Can Supreme Court Take a Lesson from Jewish Law on Scalia Replacement?
Within minutes of the announcement of Justice Antonin Scalia’s death, the wrangling started. Should President Obama nominate a successor in an election year? Should the Senate give the president’s choice a respectful hearing?
I don’t have much to add to these debates. But I do worry about our current distorted sense of the relation between the political process, the Court and the rule of law.
I clerked for Justice William J. Brennan in 1982 and 1983. When John Paul Stevens retired a few years ago, he was the last of the Justices who had served with Brennan during the year I clerked. Scalia, who joined the Court in 1986, was the first new Justice appointed after my time.
When I clerked, the Supreme Court was ideologically divided, as it is now. And ideology helped shape legal doctrine. There’s no getting around that. Yet relationships crossed ideological lines. Brennan and Justice William Rehnquist, who often disagreed, were friends, much as Scalia was famously Ruth Bader Ginsburg’s “best buddy.”
More important, Brennan’s assessment of his colleagues, and our view as clerks, did not reduce to ideology. We valued principle. That’s one reason that Rehnquist and Brennan liked each other. We valued intelligence and creativity. Justice Stevens was a judicial maverick, but always interesting. We valued the ability to connect law to experience. Thurgood Marshall, who had been the nation’s leading civil rights lawyer and argued Brown v. Board of Education, brought the weight of his life to the bench. We valued decency. We had less respect for Justices who were petty or mean or who voted on the basis of whim or prejudice. Brennan himself was gentle but determined — a leprechaun with a conscience and a theory. He was an unabashed liberal, but a liberal in the law.
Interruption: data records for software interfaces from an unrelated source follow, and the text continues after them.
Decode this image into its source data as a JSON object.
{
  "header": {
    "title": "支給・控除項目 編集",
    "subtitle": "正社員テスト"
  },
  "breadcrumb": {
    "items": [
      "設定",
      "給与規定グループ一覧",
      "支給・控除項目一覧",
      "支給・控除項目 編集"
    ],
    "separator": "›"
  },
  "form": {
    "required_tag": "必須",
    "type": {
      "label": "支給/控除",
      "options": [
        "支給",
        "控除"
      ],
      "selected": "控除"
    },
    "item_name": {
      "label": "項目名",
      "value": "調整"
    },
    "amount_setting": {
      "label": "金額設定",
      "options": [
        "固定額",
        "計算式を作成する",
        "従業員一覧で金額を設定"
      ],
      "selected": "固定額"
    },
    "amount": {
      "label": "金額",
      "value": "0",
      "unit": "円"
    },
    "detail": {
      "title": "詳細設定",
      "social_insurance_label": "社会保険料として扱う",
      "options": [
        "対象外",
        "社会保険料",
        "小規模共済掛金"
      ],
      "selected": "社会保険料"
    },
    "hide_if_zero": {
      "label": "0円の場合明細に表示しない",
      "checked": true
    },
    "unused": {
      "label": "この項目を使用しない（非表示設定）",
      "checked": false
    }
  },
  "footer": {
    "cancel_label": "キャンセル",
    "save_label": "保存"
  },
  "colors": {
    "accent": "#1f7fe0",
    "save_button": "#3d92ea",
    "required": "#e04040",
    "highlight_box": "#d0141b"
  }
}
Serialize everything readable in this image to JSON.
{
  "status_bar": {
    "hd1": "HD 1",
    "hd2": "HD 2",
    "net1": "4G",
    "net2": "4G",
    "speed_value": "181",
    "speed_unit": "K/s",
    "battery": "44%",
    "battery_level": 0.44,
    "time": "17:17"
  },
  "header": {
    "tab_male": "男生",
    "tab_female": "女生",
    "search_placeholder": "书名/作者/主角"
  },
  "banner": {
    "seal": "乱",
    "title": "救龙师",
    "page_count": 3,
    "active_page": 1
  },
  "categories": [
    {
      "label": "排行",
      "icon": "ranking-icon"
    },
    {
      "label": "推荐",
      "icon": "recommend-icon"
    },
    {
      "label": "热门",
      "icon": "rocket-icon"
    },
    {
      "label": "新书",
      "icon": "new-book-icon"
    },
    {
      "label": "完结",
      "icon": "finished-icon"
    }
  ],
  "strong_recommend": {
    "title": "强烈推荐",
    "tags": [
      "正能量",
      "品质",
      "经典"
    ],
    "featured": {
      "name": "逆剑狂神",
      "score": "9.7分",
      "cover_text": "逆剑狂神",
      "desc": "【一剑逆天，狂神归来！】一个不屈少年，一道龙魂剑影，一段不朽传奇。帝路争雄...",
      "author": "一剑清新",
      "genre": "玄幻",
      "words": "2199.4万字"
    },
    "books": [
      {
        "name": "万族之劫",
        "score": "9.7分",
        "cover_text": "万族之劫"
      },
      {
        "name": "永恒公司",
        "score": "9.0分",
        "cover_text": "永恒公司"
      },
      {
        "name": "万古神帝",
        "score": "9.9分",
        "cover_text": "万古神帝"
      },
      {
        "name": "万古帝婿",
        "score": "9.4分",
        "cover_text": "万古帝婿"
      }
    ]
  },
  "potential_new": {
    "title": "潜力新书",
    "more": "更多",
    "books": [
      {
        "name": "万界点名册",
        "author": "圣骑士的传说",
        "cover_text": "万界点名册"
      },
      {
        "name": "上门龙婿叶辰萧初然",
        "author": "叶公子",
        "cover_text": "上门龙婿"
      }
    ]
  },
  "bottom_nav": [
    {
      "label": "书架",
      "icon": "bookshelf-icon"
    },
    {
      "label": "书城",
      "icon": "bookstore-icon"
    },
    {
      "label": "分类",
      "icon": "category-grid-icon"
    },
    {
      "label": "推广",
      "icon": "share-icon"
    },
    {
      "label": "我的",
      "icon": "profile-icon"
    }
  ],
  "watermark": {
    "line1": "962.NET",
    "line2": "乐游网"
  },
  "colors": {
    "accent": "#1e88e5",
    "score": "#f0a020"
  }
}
Justices evolved, and we understood that to be proper and natural. My boss, appointed by President Eisenhower, came to the Supreme Court as a work in progress. Byron White, appointed by President Kennedy, had grown more “conservative” over the years. Harry Blackmun, appointed by Richard Nixon, had become more “liberal.” Neither was accused of betraying his party. Sandra Day O’Connor, a Reagan appointee who had joined the Court the year before, remained a bit of an enigma, and she loved the role. Justices could influence each other, even if it took years. The ideological blocs were never entirely rigid. In one case, Brennan wrote a majority opinion joined only by the “conservatives” on the Court, and we got a kick out of that.
The year I clerked, Brennan, who had once consistently spearheaded Court majorities, was often in dissent. He was not happy about that. But he also saw it in perspective. The pendulum swung back and forth, and each victory still mattered. Nobody thought that either a liberal or a conservative apocalypse was at hand.
Since my clerkship, I’ve thought more about Jewish law. Jewish tradition has some remarkable things to say about judges and judging. The Torah, for all its concern for the poor, still warns judges not to “favor the poor or show deference to the rich.” Fairness is paramount. The Talmud suggests that no rabbi would be appointed to the Sanhedrin, the high court, unless he could produce good arguments both ways on whether a reptile was ritually unclean. Judges had to appreciate that no answer was beyond doubt. And in one of the most famous Talmudic stories of all, the majority asserts its independence over even a voice from heaven.
These days, the most influential rabbis hold no official appointment. They are recognized for their learning, brilliance and sensitivity. Obviously, a secular legal system works differently. But in most of the civilized world, judicial selection is merit-based and professional. Lord Phillips, the retired President of the Supreme Court of the United Kingdom, said in a lecture that he never saw political considerations intrude into judicial selections.
Our Constitution requires politicians to pick judges. There’s some wisdom in that populist instinct. In recent years, though, the process has morphed badly. It looks for Justices who are predictable, whose views are set, and who also have the sort of narrow career track that will ease their way to confirmation. I suspect that the dynamics on the Court itself are not very different from when I clerked. But too many external players no longer value independence, open-mindedness or a judge’s capacity to grow and learn.
Yes, the president should go ahead and nominate someone to the Supreme Court. And the Senate should do its duty and take up the nomination. But the real question is whether we can reboot the whole process, or whether the Supreme Court will continue to be another victim of our hyper-partisan and cynical age.
Perry Dane is a professor of law at Rutgers Law School.